Off-piste snow report – 2 to 8 February

Off Piste Snow Report 2 February

Off Piste Snow Depths (Haute Tarentaise) by Meteo France

The best off-piste snow is to be found on N facing slopes above 2300 m. Here it has not been affected by recent rain, and is colder and drier. In gullies and areas sheltered from the wind, there is some nice soft snow to be found – sometimes up to as much as 20 cm (if the wind has blown it there). The wind has been howling though, and has scoured some of the snow off the mountain completely. There are quite a few rocks and other nasty obstacles around, often hidden just under the surface.

At lower altitudes, rain has humidified the surface of the snowpack.
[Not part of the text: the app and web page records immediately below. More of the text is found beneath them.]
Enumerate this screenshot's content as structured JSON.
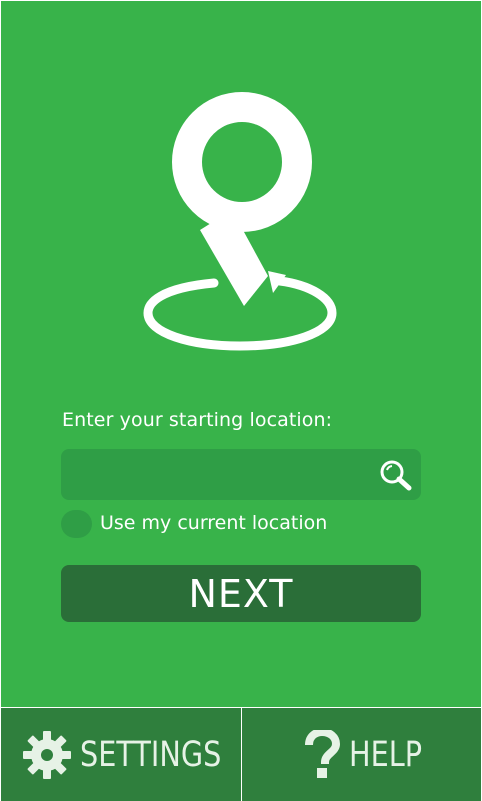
{
  "logo": {
    "icon": "location-pin-icon"
  },
  "location": {
    "label": "Enter your starting location:",
    "input_value": "",
    "placeholder": ""
  },
  "current_location": {
    "label": "Use my current location",
    "checked": false
  },
  "next_button": {
    "label": "NEXT"
  },
  "bottom_bar": {
    "settings_label": "SETTINGS",
    "settings_icon": "gear-icon",
    "help_label": "HELP",
    "help_icon": "question-icon"
  },
  "colors": {
    "background": "#38b34a",
    "field": "#2f9e46",
    "button": "#2a6e38",
    "bottom_bar": "#2f7f3d",
    "text": "#ffffff"
  }
}
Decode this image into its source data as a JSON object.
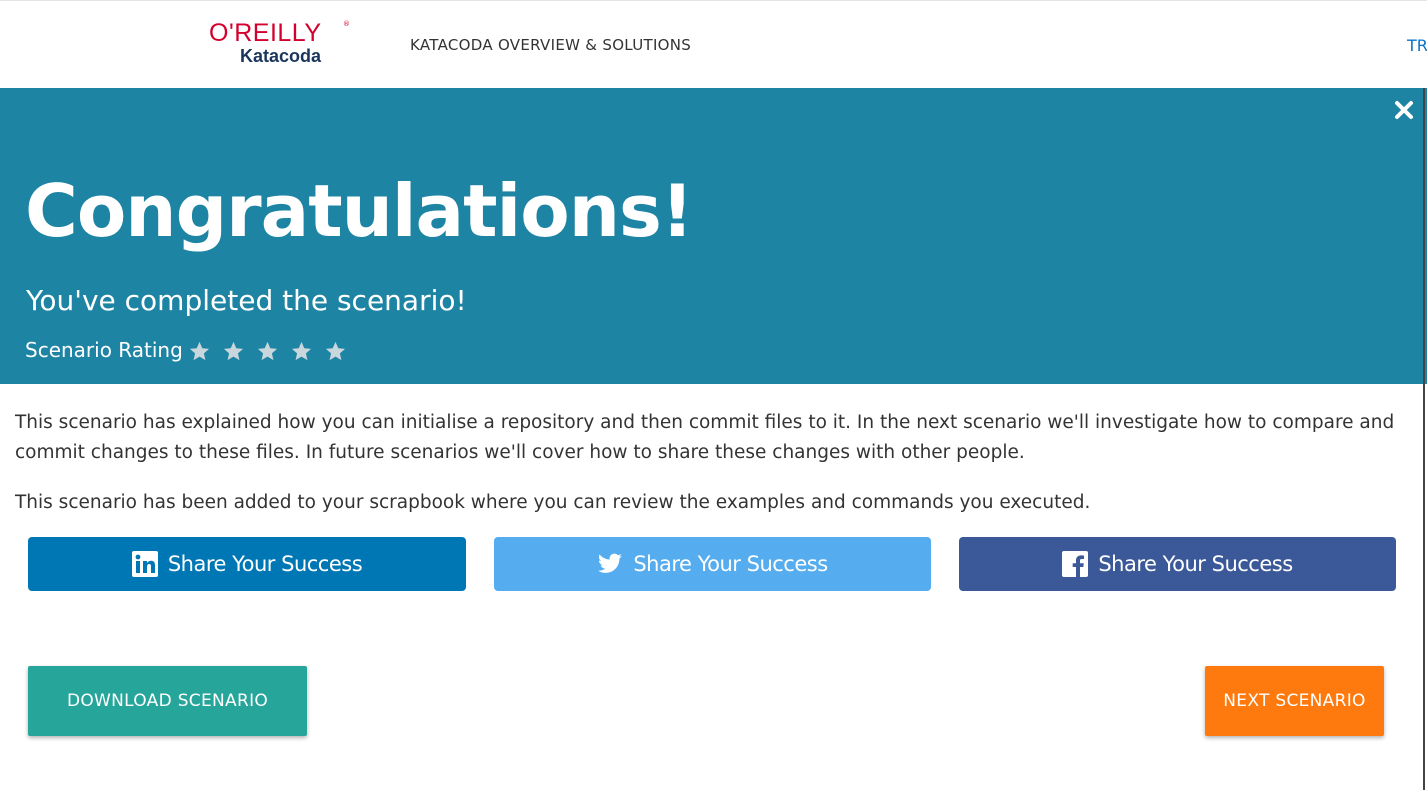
{
  "header": {
    "logo_line1": "O'REILLY",
    "logo_reg": "®",
    "logo_line2": "Katacoda",
    "nav_overview": "KATACODA OVERVIEW & SOLUTIONS",
    "nav_right_partial": "TR"
  },
  "modal": {
    "close_symbol": "×",
    "title": "Congratulations!",
    "subtitle": "You've completed the scenario!",
    "rating_label": "Scenario Rating",
    "rating_stars_total": 5,
    "rating_value": 0,
    "paragraph1": "This scenario has explained how you can initialise a repository and then commit files to it. In the next scenario we'll investigate how to compare and commit changes to these files. In future scenarios we'll cover how to share these changes with other people.",
    "paragraph2": "This scenario has been added to your scrapbook where you can review the examples and commands you executed.",
    "share": [
      {
        "network": "linkedin",
        "icon": "linkedin-icon",
        "label": "Share Your Success"
      },
      {
        "network": "twitter",
        "icon": "twitter-icon",
        "label": "Share Your Success"
      },
      {
        "network": "facebook",
        "icon": "facebook-icon",
        "label": "Share Your Success"
      }
    ],
    "download_label": "DOWNLOAD SCENARIO",
    "next_label": "NEXT SCENARIO"
  },
  "colors": {
    "hero_bg": "#1e84a3",
    "linkedin": "#0077b5",
    "twitter": "#55acee",
    "facebook": "#3b5998",
    "download": "#26a69a",
    "next": "#ff7a0e",
    "brand_red": "#d3002d",
    "brand_navy": "#1b365d"
  }
}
This humidified snow has been melting further by day, then refreezing overnight. Hence, first thing in the morning these lower slopes are quite crusted and extremely tricky to ski first thing.

With a few cloudy days ahead, visibility could be an issue with flat light making for potentially tricky route-finding. With recent rough, windy weather, we’ve been getting to see a lot of local wildlife, as chamois have been coming down to lower altitudes to find shelter. Some chamois remains have been seen too, with rumours of possible wolf activity!


A rare clear sunny day this week.  Henry with clients on 5 day off piste course with Mark Warner

Small top-ups of fresh snow this week (maybe larger amounts on Saturday) will continue to be accompanied by strong SW to W winds. This wind at high altitude, along with gusts of Foehn and Lombard, will constantly be forming new accumulations of snow. Look out for unstable windslab, particularly on the high leeward slopes (W to N to E). This will be forming on top of  a very unstable base, consisting of either recently fallen light powdery snow, cohesionless ‘sugar snow’, hard windslab, or in direct contact with the rock/earth itself. The weight of one skier passing by may be enough to trigger a slab avalanche. From Saturday onwards, with more snow already on the ground and a good bit more falling, the bigger the possible size of a triggered avalanche, and the more dangerous it could be.

We could also see a few natural avalanches occurring, particularly when the snow has been humidified on sunny E to S slopes.

The avalanche risk is currently about 3 above 2100 m, and 2 below this. See Meteo France’s daily avalanche bulletins on, entering your mountain area.

Detailed snow and weather forecast – 2 to 8 February

Thursday 2: Cloud thickening as the day goes on, particularly near the French/Italian border. A few snowflakes may fall above 1200 m in the afternoon and overnight. Up to 15 cm of fresh snow possible in the Haute and SE Maurienne (Val Cenis, Galibier etc), but only up to 5 cm elsewhere. Strengthening SW to S wind, particularly at high altitude and mountain tops. Foehn and Lombard occasionally gusting up to 100 km/hr. Maximum day temperature: 8° C at 2000 m on sunny S facing slopes, 0° at 3000 m.

Friday 3: A few snowflakes above 1400 m. Cloud thickening as the day goes on and light snowfall into the night. Possibly up to 15 cm of dry snow expected by Saturday morning. Winds turning SW to W at high altitude.

Saturday 4: Cloud thickening again. Light snowfall in the morning, with the flakes getting thicker in the afternoon. Lessening off again later. 10 to 30 cm of dry snow expected at higher altitudes. Strong SW to W winds at very high altitude. Strong gusts of Foehn/Lombard wind near the French/Italian border.

Sunday 5: Cloudy and snowy with wind.

Monday 6: Sunshine and snow showers down to low altitudes.

Tuesday 7: Bright spells.

Wednesday 8: Stormy with frequent showers. Winds turning NW to SW.

Tip of the week

Look out for barely covered hard wind blown snow (sastrugi) because it will trip you up. It is now just under a thin layer of fresh snow so you won’t see them. Lumps might be rocks, soft snow or lumps of ice. So be careful.

It looks like the possibility of triggering bigger avalanches is on its way, with large amounts of snow lying on top of a snowpack which is unstable in many places. All it takes is a small increase in the size of an avalanche for to turn it from a situation which is a little bit dangerous to a deadly one. In Henry’s words “A little bigger avalanche is a lot badder”.

Have a great week on the slopes. Safety is Freedom!